For years, I’ve often heard someone tell me that they negotiated a best in class software deal because they are “special”. The assumption is that they are a unique and “special” company therefore need to negotiate a software contract with their “special” considerations.
While I believe that every person is indeed “special”, we all work for companies that have two basic needs. Build a product and sell the product. While manufacturers of a product customize their products to a specific demographic group, pricing is rarely customized to specific demographic groups as much as it is to other considerations.
An automobile manufacturer would not design a minivan to the university student, but when the minivan is in the dealer store, the dealer doesn’t care if the buyer is a student or a mother of five children. All buyers are shown the same price for the same product.
Does a software product (e.g. MQSeries, Oracle Database, Windows Server) matter who the buyer is? Does the product’s functional capabilities vary dependent on the negotiator? Although a negotiator may be correct in asserting that they are “special”, the vendor is the same. The product is the same. The technology is the same.
With over 20 years of analyzing tens of millions of software pricing from over 64,000 software products, software pricing has very little to do with industry or the “special” negotiator. Software pricing is very regional and seasonal.
From a software vendor’s perspective, any customer who pays them is “special”. The customers that pay them the most are the most “special”. Don’t compare your pricing with others in your industry or business demographics.
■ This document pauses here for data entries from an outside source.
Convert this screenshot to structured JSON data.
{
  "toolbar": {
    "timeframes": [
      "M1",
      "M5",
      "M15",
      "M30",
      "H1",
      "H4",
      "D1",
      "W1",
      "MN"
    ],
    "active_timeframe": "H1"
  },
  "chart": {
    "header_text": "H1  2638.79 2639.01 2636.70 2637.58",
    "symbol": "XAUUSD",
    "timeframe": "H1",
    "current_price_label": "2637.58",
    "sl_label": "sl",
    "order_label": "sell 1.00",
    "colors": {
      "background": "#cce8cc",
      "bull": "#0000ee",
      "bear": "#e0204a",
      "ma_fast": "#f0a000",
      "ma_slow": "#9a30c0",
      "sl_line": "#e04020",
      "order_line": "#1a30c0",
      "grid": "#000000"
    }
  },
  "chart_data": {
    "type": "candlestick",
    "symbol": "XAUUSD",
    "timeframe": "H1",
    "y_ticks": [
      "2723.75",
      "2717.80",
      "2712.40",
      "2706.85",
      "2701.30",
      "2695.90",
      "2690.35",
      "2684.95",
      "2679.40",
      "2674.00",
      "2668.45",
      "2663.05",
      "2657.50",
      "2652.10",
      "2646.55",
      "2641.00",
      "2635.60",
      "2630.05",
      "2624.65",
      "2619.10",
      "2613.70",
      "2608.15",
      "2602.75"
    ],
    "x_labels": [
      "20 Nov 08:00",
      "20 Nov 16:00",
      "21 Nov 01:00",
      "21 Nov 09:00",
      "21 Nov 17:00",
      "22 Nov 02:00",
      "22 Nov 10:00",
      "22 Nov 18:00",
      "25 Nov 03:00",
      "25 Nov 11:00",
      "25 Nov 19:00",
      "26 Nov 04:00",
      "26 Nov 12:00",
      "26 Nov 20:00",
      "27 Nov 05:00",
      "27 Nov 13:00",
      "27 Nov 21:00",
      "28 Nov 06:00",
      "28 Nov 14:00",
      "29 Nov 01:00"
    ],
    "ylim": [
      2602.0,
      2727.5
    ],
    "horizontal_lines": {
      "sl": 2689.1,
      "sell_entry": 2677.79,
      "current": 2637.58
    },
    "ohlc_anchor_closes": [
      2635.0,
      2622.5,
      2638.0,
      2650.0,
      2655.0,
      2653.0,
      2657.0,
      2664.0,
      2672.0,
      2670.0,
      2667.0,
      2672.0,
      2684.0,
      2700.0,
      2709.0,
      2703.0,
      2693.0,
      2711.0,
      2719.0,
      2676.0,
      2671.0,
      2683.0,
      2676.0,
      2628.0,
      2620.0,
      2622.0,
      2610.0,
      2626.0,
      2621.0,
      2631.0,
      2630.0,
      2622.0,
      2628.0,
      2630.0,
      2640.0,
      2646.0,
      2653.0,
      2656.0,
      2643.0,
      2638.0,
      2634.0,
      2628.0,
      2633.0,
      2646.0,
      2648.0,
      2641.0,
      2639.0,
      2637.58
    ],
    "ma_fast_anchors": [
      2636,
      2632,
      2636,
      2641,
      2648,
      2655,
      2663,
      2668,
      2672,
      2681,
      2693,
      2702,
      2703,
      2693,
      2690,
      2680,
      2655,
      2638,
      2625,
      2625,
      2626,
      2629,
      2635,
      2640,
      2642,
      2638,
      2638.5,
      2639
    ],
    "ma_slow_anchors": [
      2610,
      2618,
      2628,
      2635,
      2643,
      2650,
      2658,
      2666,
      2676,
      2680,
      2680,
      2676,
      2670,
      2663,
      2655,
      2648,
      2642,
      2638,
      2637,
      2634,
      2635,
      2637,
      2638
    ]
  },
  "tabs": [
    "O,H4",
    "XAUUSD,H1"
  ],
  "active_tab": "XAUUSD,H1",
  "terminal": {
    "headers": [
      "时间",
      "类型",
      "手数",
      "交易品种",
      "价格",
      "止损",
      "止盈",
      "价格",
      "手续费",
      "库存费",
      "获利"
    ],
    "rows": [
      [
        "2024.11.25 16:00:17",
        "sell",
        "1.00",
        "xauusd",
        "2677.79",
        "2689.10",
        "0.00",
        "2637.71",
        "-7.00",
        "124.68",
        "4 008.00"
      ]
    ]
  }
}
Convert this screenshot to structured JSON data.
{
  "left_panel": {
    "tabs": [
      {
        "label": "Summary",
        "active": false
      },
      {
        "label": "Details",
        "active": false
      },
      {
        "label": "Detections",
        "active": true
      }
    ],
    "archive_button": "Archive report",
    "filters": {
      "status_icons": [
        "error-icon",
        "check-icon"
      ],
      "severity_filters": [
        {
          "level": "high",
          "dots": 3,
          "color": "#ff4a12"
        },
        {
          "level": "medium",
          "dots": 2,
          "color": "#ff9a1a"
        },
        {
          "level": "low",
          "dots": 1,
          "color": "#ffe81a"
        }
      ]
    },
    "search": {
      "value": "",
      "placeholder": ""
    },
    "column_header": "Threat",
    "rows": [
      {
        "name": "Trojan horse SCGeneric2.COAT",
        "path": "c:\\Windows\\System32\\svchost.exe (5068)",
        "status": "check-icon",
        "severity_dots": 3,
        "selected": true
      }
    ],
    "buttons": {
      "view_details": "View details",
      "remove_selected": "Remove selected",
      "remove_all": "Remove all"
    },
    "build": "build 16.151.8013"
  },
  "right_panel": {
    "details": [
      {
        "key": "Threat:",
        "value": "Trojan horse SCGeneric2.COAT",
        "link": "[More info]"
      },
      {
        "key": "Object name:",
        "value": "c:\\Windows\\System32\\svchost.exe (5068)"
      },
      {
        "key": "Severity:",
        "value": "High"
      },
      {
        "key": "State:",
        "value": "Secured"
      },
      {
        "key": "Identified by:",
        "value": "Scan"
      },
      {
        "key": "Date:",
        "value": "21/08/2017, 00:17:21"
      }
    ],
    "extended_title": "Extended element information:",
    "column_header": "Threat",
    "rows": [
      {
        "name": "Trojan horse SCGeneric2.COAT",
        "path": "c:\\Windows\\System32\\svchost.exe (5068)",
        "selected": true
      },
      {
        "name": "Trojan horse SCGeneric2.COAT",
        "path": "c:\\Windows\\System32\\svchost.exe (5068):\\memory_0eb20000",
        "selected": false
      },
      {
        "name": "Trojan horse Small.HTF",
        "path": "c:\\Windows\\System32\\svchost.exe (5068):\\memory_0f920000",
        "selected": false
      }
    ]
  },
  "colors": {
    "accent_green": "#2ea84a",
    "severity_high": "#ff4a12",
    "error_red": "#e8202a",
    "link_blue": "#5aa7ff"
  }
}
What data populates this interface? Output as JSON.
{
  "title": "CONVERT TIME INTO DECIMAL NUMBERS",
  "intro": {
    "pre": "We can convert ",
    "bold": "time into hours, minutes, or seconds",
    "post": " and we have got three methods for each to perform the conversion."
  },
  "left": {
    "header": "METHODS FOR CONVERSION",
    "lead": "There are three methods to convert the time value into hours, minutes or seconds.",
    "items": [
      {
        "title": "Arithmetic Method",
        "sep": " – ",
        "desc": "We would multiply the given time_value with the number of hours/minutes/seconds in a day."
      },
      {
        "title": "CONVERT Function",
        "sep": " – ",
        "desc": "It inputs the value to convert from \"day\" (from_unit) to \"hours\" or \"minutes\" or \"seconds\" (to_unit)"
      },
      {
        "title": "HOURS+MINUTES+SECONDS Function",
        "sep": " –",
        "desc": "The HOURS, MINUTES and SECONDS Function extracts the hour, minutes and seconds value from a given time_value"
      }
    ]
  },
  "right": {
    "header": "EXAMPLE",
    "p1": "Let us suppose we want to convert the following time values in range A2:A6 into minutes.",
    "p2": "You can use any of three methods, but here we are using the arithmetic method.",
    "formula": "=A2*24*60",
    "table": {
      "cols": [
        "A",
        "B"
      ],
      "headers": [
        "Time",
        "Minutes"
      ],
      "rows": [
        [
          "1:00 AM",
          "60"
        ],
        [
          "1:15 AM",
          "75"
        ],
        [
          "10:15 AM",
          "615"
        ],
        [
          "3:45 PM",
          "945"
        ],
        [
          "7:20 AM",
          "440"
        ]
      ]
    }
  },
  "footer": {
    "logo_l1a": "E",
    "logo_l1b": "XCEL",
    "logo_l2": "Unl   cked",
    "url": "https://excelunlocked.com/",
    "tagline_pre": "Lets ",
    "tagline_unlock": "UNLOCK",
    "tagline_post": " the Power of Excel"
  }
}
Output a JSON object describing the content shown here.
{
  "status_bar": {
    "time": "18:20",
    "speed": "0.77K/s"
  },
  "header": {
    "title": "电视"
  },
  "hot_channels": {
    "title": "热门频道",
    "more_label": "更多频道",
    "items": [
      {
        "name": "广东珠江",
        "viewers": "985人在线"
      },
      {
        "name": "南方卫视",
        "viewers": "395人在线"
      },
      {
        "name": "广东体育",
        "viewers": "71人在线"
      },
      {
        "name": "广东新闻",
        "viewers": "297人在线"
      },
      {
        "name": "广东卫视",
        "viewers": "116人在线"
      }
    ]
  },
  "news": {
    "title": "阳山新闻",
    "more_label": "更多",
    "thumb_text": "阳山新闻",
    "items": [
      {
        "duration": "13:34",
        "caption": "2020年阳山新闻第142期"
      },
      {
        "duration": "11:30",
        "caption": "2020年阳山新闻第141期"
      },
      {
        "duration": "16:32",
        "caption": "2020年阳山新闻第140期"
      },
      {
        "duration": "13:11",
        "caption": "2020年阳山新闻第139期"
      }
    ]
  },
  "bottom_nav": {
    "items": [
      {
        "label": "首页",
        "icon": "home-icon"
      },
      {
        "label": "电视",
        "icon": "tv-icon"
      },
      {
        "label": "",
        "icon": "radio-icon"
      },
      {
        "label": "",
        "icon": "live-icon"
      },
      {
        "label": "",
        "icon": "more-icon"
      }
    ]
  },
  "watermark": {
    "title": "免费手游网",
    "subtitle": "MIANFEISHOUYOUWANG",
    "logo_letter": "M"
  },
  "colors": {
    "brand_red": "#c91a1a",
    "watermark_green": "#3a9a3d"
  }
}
If you want the best possible price from the software vendor, focus on getting the best price across their entire customer base.